Subjects/Keywords: Port Arthur Historic Site; Port Arthur massacre; Port Arthur 1996; Huon Pine Cross; Port Arthur anniversary services; interpretation of massacres; interpretation of difficult stories; tributes; offerings at memorials; spontaneous memorials; Martin Bryant; Gun control; National Firearms Agreement; Oklahoma City; Oklahoma City bombing; Oklahoma City 1995; Oklahoma City National Memorial; World Trade Centre; September 11 2001; 9/11; World Trade Centre Memorial; Vietnam Veterans Memorial; Bali bombings; 2002 Bali bombings; Kuta bombings; Bali memorials; Kuta Memorial; Bali memorials in Australia; war memorials in Bali; terrorism; history and memory; tributes; offerings at memorials; dark tourism; memorials; massacre sites; internet and memorials; war memorials; roadside memorials; online memorials; memorial museums; commemoration; traumascapes; cultural memory

Record DetailsSimilar RecordsGoogle PlusoneFacebookTwitterCiteULikeMendeleyreddit

APA · Chicago · MLA · Vancouver · CSE | Export to Zotero / EndNote / Reference Manager

APA (6th Edition):

Hollow, R. (2010). How nations mourn:the memorialisation and management of contemporary atrocity sites . (Thesis). Australian National University. Retrieved from http://hdl.handle.net/1885/105353

Note: this citation may be lacking information needed for this citation format:
Not specified: Masters Thesis or Doctoral Dissertation

Chicago Manual of Style (16th Edition):

Hollow, Rosemary. “How nations mourn:the memorialisation and management of contemporary atrocity sites .” 2010. Thesis, Australian National University. Accessed January 22, 2021. http://hdl.handle.net/1885/105353.

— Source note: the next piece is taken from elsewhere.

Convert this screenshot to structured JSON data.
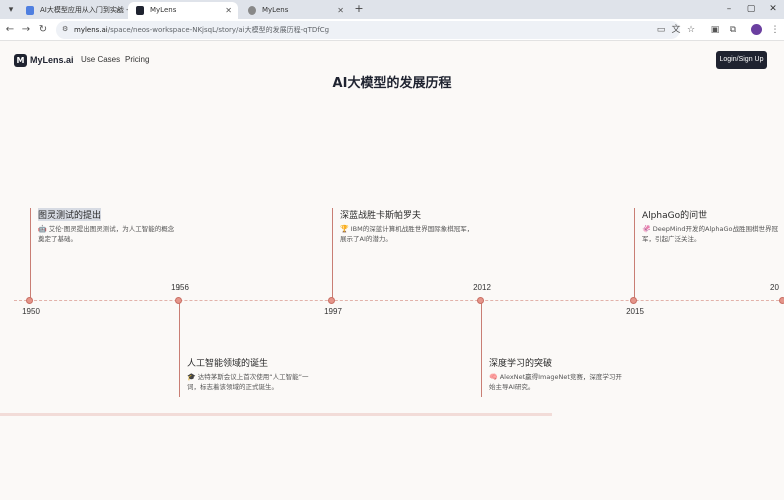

Note: this citation may be lacking information needed for this citation format:
Not specified: Masters Thesis or Doctoral Dissertation

MLA Handbook (7th Edition):

Hollow, Rosemary. “How nations mourn:the memorialisation and management of contemporary atrocity sites .” 2010. Web. 22 Jan 2021.

Vancouver:

Hollow R. How nations mourn:the memorialisation and management of contemporary atrocity sites . [Internet] [Thesis]. Australian National University; 2010. [cited 2021 Jan 22]. Available from: http://hdl.handle.net/1885/105353.

Note: this citation may be lacking information needed for this citation format:
Not specified: Masters Thesis or Doctoral Dissertation

Council of Science Editors:

Hollow R. How nations mourn:the memorialisation and management of contemporary atrocity sites . [Thesis]. Australian National University; 2010. Available from: http://hdl.handle.net/1885/105353

Note: this citation may be lacking information needed for this citation format:
Not specified: Masters Thesis or Doctoral Dissertation

.